``We gave it our best shot. We fought the good fight and we had a good run. But we were unable to obtain the television exposure and sponsorship support needed to make the league viable long term.″

The league had franchises in Chicago; Colorado; Columbus, Ohio; Nashville, Tenn; Hartford, Conn.; Philadelphia; Portland, Ore.; San Jose; and Seattle.

Two franchises, in Long Beach, Calif., and Atlanta, had folded earlier because of poor attendance. A franchise in Richmond, Va., had moved to Philadelphia.

``I want to thank the people who believed in the ABL _ our fans, players, coaches, sponsors and investors,″ Cavalli said.

On a hotline set up for employees, a recording said the league was currently working on a plan to pay outstanding salaries.

``Thank you for your dedication, perseverance and commitment to the ABL,″ the recording said.

The move caught many franchises by surprise.
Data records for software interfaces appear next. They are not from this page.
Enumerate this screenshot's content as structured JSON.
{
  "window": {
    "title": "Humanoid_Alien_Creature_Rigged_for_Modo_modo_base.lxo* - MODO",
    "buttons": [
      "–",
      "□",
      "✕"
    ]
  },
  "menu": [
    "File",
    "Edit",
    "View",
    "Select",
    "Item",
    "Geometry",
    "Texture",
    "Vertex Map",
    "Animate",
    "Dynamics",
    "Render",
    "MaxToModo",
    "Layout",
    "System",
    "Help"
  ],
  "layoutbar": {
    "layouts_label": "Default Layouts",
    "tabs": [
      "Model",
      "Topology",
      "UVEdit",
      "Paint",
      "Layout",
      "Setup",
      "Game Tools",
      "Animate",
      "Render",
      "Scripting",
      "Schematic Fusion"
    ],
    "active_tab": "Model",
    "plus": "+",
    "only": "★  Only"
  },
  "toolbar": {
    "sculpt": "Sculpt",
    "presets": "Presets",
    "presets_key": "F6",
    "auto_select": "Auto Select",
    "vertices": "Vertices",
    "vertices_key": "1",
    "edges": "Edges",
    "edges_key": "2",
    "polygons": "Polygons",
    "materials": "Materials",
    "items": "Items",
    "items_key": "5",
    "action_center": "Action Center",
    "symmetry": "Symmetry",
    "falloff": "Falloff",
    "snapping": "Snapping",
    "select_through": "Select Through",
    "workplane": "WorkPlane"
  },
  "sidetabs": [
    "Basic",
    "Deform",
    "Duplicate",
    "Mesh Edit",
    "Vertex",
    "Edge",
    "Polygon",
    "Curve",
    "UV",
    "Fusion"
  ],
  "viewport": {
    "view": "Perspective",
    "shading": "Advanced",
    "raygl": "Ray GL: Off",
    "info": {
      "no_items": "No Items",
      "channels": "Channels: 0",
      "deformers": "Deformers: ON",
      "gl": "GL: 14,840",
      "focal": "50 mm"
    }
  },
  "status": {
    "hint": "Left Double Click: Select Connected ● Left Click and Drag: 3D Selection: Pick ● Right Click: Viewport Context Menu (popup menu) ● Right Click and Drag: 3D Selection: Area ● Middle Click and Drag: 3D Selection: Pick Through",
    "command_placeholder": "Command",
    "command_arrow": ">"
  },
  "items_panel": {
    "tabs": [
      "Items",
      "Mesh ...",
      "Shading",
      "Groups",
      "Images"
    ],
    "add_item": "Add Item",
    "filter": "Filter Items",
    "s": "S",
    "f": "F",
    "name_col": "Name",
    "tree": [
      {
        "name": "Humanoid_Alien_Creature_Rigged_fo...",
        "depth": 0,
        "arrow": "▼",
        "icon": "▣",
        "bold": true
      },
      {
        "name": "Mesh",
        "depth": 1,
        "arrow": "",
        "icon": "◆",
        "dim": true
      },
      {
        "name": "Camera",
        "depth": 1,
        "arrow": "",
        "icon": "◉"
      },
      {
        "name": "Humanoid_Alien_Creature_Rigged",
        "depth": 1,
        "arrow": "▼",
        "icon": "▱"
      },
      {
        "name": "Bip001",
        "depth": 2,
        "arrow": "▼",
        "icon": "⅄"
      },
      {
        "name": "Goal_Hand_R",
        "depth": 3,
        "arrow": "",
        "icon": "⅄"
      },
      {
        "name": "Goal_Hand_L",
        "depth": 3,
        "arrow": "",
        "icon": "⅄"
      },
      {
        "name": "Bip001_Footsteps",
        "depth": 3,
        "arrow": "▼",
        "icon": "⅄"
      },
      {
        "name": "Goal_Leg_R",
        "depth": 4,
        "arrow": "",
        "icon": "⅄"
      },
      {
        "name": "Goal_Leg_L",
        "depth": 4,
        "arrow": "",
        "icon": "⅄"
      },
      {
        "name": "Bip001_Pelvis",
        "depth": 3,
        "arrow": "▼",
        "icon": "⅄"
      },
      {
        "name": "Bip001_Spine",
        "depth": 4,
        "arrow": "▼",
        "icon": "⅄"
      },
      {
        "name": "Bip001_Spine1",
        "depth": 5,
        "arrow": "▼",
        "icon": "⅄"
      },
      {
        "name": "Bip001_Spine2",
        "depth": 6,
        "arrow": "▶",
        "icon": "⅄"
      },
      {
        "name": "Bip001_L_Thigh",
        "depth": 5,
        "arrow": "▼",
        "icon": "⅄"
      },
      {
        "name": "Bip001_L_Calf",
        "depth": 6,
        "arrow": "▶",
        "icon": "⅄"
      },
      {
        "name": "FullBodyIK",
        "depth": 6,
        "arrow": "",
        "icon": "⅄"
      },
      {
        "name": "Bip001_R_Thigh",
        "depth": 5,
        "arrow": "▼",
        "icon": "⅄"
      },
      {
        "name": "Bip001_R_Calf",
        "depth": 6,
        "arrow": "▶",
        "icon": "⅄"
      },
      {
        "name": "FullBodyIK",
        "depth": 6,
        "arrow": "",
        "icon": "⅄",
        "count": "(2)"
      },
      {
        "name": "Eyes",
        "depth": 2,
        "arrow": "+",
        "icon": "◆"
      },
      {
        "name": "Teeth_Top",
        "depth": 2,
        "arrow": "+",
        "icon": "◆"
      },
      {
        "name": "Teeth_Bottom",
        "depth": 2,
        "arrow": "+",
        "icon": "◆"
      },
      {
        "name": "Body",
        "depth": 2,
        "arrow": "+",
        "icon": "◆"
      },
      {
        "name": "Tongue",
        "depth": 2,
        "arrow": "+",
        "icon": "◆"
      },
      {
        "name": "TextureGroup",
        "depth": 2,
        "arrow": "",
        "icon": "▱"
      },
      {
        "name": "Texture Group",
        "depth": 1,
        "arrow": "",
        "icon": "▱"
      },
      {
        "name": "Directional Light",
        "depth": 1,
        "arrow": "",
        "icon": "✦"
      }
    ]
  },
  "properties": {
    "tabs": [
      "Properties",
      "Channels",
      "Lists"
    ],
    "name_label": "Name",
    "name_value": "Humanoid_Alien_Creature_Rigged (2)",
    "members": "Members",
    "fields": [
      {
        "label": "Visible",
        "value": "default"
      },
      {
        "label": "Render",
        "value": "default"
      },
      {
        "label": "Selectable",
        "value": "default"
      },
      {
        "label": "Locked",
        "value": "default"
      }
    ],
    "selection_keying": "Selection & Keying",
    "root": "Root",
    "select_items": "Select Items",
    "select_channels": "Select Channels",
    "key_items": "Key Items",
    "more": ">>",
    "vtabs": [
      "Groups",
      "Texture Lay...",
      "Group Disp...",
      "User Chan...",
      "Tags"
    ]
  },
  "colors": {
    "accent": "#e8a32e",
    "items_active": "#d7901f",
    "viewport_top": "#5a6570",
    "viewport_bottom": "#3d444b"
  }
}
Some still had recordings on voice mail that spoke of upcoming games.

The WNBA signed most of this year’s top college seniors and was able to lure Dawn Staley, one of the ABL’s main attractions. Standout guard Jen Rizzotti agreed to stay with the New England Blizzard of the ABL after speaking to the WNBA.

The Columbus Quest won titles in the league’s only two complete seasons.

The ABL began in 1996 with eight teams and a 40-game schedule. It expanded to nine teams in its second season, with attendance increasing 23 percent. The television package included 36 games on Fox Sports Net and BET.

The TV package this season was to include two championship series games on CBS and 16 on Fox Sports Net.